Aim of the exercise —
A single figure is required: the number of lines in the listing below containing the word "excerpt".

━━━━━━

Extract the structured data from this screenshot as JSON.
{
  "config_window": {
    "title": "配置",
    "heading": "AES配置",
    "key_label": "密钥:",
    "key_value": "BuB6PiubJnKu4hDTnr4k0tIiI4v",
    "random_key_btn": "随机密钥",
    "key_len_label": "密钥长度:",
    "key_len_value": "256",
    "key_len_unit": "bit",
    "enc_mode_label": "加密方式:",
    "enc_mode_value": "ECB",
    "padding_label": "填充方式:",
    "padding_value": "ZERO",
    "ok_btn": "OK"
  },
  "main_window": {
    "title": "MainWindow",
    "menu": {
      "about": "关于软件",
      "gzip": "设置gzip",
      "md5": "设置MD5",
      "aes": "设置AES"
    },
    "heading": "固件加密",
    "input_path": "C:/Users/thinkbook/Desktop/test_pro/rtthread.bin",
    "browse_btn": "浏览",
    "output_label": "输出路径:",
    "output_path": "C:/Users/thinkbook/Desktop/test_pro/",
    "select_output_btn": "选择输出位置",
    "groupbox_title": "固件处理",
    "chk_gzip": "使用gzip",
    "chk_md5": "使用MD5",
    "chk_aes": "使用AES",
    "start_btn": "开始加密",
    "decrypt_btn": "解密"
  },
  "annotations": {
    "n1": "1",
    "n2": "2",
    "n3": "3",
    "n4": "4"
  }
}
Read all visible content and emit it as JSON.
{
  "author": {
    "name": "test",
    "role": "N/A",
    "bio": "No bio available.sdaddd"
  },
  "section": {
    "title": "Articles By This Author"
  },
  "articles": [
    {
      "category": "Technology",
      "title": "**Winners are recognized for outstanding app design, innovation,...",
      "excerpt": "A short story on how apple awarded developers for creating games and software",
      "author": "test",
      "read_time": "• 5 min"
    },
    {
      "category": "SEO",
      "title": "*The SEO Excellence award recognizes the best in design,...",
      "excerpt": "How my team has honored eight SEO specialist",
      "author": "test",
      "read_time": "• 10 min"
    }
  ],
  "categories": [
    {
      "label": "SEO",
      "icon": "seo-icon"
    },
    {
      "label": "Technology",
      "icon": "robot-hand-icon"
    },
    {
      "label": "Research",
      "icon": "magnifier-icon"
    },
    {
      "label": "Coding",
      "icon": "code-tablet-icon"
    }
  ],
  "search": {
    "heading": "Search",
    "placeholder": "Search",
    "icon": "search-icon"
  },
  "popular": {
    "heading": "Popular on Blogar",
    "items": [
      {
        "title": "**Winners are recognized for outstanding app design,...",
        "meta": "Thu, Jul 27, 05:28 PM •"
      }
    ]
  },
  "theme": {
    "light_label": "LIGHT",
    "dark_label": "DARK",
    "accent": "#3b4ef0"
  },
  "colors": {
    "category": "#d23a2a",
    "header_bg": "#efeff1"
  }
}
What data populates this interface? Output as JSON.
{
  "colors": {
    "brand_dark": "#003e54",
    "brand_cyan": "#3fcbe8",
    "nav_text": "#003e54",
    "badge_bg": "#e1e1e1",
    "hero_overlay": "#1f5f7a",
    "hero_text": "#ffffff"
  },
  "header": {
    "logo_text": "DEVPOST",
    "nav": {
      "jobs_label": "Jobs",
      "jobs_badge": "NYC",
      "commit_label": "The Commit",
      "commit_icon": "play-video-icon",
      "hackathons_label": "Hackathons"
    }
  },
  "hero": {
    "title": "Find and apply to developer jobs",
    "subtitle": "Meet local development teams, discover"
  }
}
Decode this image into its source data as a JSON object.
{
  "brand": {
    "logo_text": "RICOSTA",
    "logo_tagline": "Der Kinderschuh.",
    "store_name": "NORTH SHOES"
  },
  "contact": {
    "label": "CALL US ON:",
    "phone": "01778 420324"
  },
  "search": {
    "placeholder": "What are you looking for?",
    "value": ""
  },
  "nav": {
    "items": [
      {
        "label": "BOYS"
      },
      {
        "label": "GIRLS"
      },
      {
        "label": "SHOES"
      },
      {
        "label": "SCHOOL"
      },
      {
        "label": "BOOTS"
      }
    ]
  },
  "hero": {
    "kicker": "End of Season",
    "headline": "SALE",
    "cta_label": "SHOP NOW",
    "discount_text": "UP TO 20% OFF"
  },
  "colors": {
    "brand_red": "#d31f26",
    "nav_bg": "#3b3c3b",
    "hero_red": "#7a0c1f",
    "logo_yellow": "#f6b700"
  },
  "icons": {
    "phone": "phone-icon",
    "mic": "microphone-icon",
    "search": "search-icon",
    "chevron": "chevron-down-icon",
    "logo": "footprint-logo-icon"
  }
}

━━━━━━

Answer to this exercise —
2